Without the ability to go grocery shopping or otherwise pay for goods or services, Sunday becomes a day for getting your life in order. As long as you planned ahead for it. Which I definitely didn’t. But I made a go of it anyway.
I made myself coffee and did a mobility routine. I took a long bath with epsom salts. I did a load of laundry and set it outside to dry in the sun. I cleaned the bathroom so I could enjoy another bath later in the week. I washed the dishes and tidied the kitchen.
Then I found myself wandering the busy streets past closed shops and bustling parks. While the grocery shops were closed, the playhouses and calisthenics parks were open and absolutely packed.
Frankfurt has public spielhaus or playhouses in the parks for children with activities and equipment. When I walked by I saw teenagers playing basketball and elementary school children painting.
For the adults there are calisthenics stations on the river where you can workout in public any time of the day or night. I’m not much for pull ups I did end up playing around with a thirty minute body weight workout of squats, mountain climbers, pikes, bridges, leg raises, dips, planks and push ups. It just felt like a fun thing to do.
And isn’t that a pleasant thought? That on a sunny spring day it just seems nice to be outside playing. The dream of parks and recreation is alive in Frankfurt.
I’ve been on the road all week for work (and a little bit of play). I flew an overnight transcontinental from Seattle to Frankfurt Tuesday evening into Wednesday which is yesterday for America but with the time zone change feels like two days. While I am not jet lagged (a surprise) my Whoop recovery is the worst I’ve ever received. I got an recovery 8% score. And I feel basically fine

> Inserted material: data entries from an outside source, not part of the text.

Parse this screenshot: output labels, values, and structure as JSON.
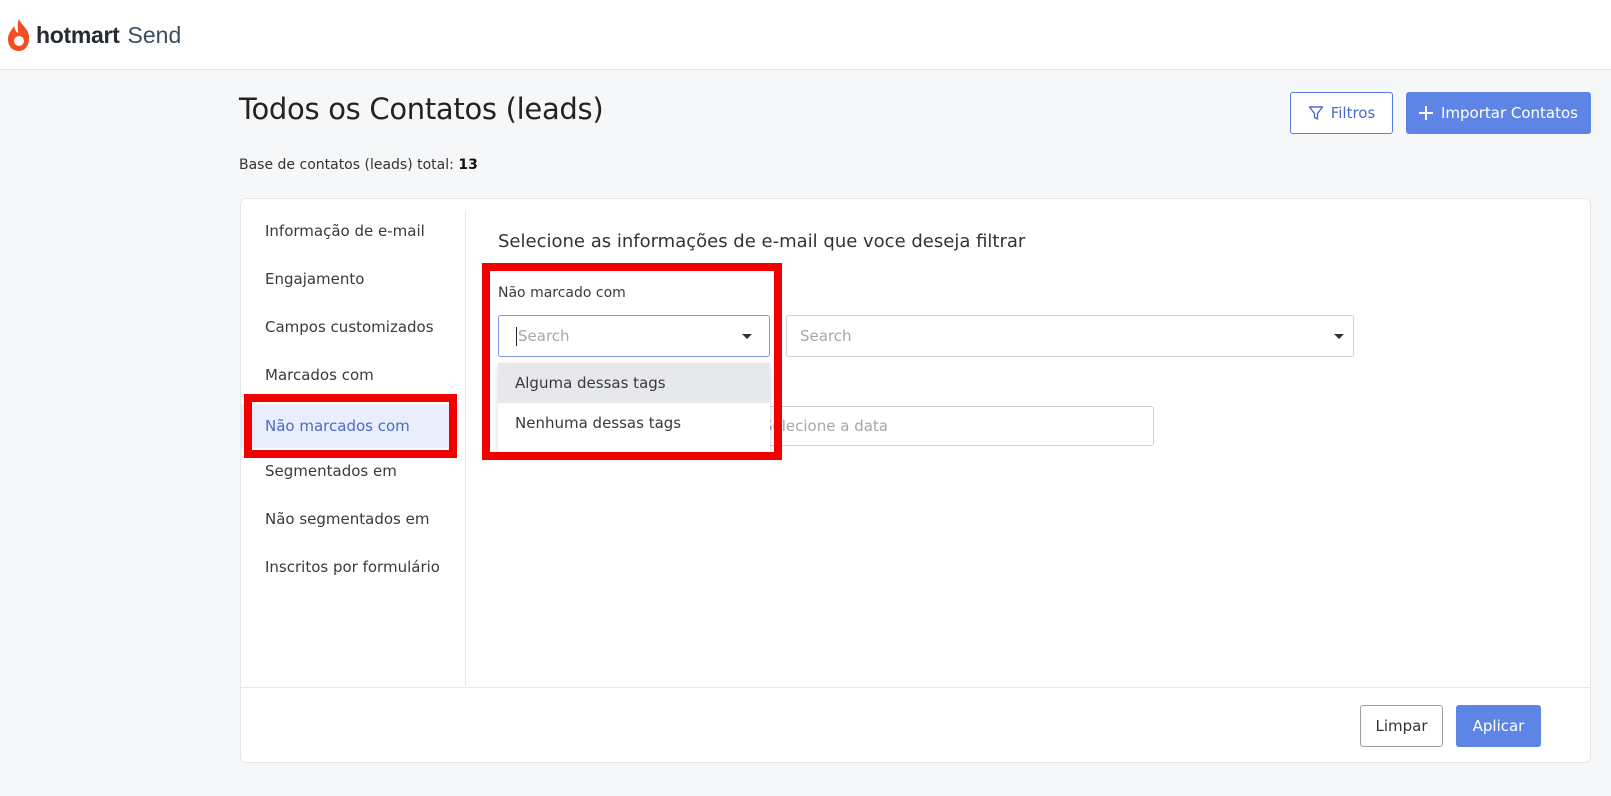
{
  "brand": {
    "name": "hotmart",
    "product": "Send",
    "color": "#f04e23"
  },
  "header": {
    "title": "Todos os Contatos (leads)",
    "total_label": "Base de contatos (leads) total:",
    "total_value": "13",
    "filter_button": "Filtros",
    "import_button": "Importar Contatos"
  },
  "sidebar": {
    "items": [
      {
        "label": "Informação de e-mail"
      },
      {
        "label": "Engajamento"
      },
      {
        "label": "Campos customizados"
      },
      {
        "label": "Marcados com"
      },
      {
        "label": "Não marcados com"
      },
      {
        "label": "Segmentados em"
      },
      {
        "label": "Não segmentados em"
      },
      {
        "label": "Inscritos por formulário"
      }
    ],
    "active_item": "Não marcados com"
  },
  "main": {
    "title": "Selecione as informações de e-mail que voce deseja filtrar",
    "field_label": "Não marcado com",
    "condition_select": {
      "placeholder": "Search",
      "icon": "chevron-down-icon"
    },
    "tags_select": {
      "placeholder": "Search",
      "icon": "chevron-down-icon"
    },
    "date_input": {
      "placeholder": "Selecione a data"
    },
    "dropdown_options": [
      {
        "label": "Alguma dessas tags"
      },
      {
        "label": "Nenhuma dessas tags"
      }
    ]
  },
  "footer": {
    "clear_button": "Limpar",
    "apply_button": "Aplicar"
  },
  "colors": {
    "accent": "#5e85e6",
    "highlight": "#f20000",
    "active_bg": "#e8eefc"
  }
}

Usually when flying overnight I take an Ambien and immediately pass out. Better living through chemistry right? Plus I’m not naturally social. Instead I was doing face masks and debating White Lotus theories over a pretty decent seared tuna.
When I landed in Frankfurt I felt quite energetic and pushed through the afternoon with ease. Or maybe it felt easy as I had several cups of coffee. I thought I’d nailed the flight even though I knew I didn’t get enough sleep.
Once I’d settled into my Airbnb, I checked my previous night’s biometrics I realized I’d only recorded four hours of sleep and my HRV had dropped into the low teens. Maybe I’d made a mistake not “force quitting” myself into a hard sleep on the airplane with a downer.
My average HRV is usually in the forties which isn’t all that impressive to begin with (I’ve got a spinal condition called ankylosis spondylitis) but I hadn’t expected all my biometrics to go flashing red quite so badly when I felt mostly fine. My guess is that the 8% reflected a significant amount of stress and I’d simply not flushed the adrenaline and cortisol out of my system.
I’m keeping it low key today as a consequence. I was up at 7am European Central Time and went grocery shopping to stock the apartment. Getting sunlight is crucial and while I plan to keep EST hours mostly while I’m here it felt good to be up and about.
I managed to fit in some work, did a load of laundry, got some Ethiopian food for lunch and still feel like I can manage a work day. It’s now past 5Pm in Germany and America is just waking up on the west coast. My husband just texted me from San Francisco so it’s time to finish my day and start the day with everyone else.